Report prompted by concerns over potential conflicts of interest among staff over commercialisation of research
ArcLabs innovation centre at Waterford Institute of Technology has been home to more than 60 start-up companies.
An independent review into the sale of intellectual property by third-level colleges has found weaknesses in the way conflicts of interest among research staff are managed in the sale of lucrative spinout companies.
The review was prompted by concerns raised at the Dáil’s Public Accounts Committee last year over potential conflicts of interest in this sector, particularly where research staff are also shareholders in companies that end up being sold for large sums of money.
The report commissioned by the Higher Education Authority concluded that policies in higher education institutions for commercialisation work were broadly in line with international good practice.
However, it found areas of weakness and a lack of clarity in some areas, such as policies for managing of conflicts of interest and decisions around the equity stakes institutes take in spinout firms.
It found institutions should take more responsibility at a senior level to put robust conflict of interest management systems in place and to monitor their implementation and effectiveness.
While these policies were well-recognised, responsibility tended to be placed on the individual rather than taken collectively within the college, it found.
It also found a need for greater clarity across the sector around the approach to be taken to determining equity stakes.
The review provides ten key recommendations which, it said, would strengthen IP policies and management of conflicts of interest relating to the commercialisation of IP from colleges.
In a statement, the Higher Education Authority said process of implementing the recommendations had already commenced.
The authority’s chief executive Dr Graham Love said there has been rapid change within many of the higher education institutions in Ireland, with an increased emphasis on IP commercialisation and on enhancing links with industry.
“Good progress has been made, and the implementation of the recommendations of this review will result in simpler and more accessible IP policies and more robust management procedures,” he said.
Much of the Public Accounts Committee’s concerns had focused on the potential conflicts of interest surrounding the sale of a company co-located at Waterford Institute of Technology (WIT).
FeedHenry, a mobile software company incorporated at WIT, was sold to an American multinational company in September 2014 for €63.5 million.
WIT, which owned 3.1 per cent of the company’s shares, received €1.3 million.
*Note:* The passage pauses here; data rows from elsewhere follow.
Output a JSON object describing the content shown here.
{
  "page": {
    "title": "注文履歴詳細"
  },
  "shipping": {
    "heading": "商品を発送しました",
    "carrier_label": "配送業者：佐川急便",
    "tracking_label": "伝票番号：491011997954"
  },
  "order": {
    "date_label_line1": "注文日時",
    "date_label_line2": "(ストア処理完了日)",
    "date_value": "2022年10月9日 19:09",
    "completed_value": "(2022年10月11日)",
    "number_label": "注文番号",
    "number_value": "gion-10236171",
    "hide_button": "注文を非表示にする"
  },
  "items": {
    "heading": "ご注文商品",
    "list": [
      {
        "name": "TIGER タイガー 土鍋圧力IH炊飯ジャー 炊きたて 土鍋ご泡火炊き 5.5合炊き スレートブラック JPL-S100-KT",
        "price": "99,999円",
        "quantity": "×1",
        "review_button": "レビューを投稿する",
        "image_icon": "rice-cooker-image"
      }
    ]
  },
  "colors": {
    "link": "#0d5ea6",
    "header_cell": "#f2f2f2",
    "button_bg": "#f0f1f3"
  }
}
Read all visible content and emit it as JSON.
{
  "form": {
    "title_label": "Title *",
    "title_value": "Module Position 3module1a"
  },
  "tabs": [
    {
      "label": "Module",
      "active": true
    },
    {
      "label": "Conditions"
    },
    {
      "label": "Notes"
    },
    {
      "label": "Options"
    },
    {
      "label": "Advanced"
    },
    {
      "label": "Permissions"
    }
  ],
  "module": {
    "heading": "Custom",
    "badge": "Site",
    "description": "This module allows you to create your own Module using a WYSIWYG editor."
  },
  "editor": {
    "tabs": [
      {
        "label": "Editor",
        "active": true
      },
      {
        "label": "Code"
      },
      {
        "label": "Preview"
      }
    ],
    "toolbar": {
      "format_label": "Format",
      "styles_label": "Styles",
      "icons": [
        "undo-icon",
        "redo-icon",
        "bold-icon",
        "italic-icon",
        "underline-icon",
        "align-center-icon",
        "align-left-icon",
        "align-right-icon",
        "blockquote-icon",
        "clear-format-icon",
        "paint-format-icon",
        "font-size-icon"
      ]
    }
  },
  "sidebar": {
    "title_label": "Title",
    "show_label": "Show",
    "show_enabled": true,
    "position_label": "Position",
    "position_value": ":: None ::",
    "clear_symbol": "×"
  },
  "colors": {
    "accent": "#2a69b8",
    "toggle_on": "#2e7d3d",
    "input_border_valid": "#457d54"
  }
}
Willie Donnelly, WIT’s current president, was vice-president of research at the time of the sale and owned under 2 per cent of FeedHenry’s shares.
Mr Donnelly insisted at the time that his interests were fully declared at all times and he was was not involved in decisions over the commercialisation of research.
In a statement, WIT said it welcomed the review which provided the institute with an opportunity to review its own framework against the report with recommendations with a view to enhancing it as required.
“We are committed to continue to drive the social and economic development of the region through our excellence in research and innovation,” it added.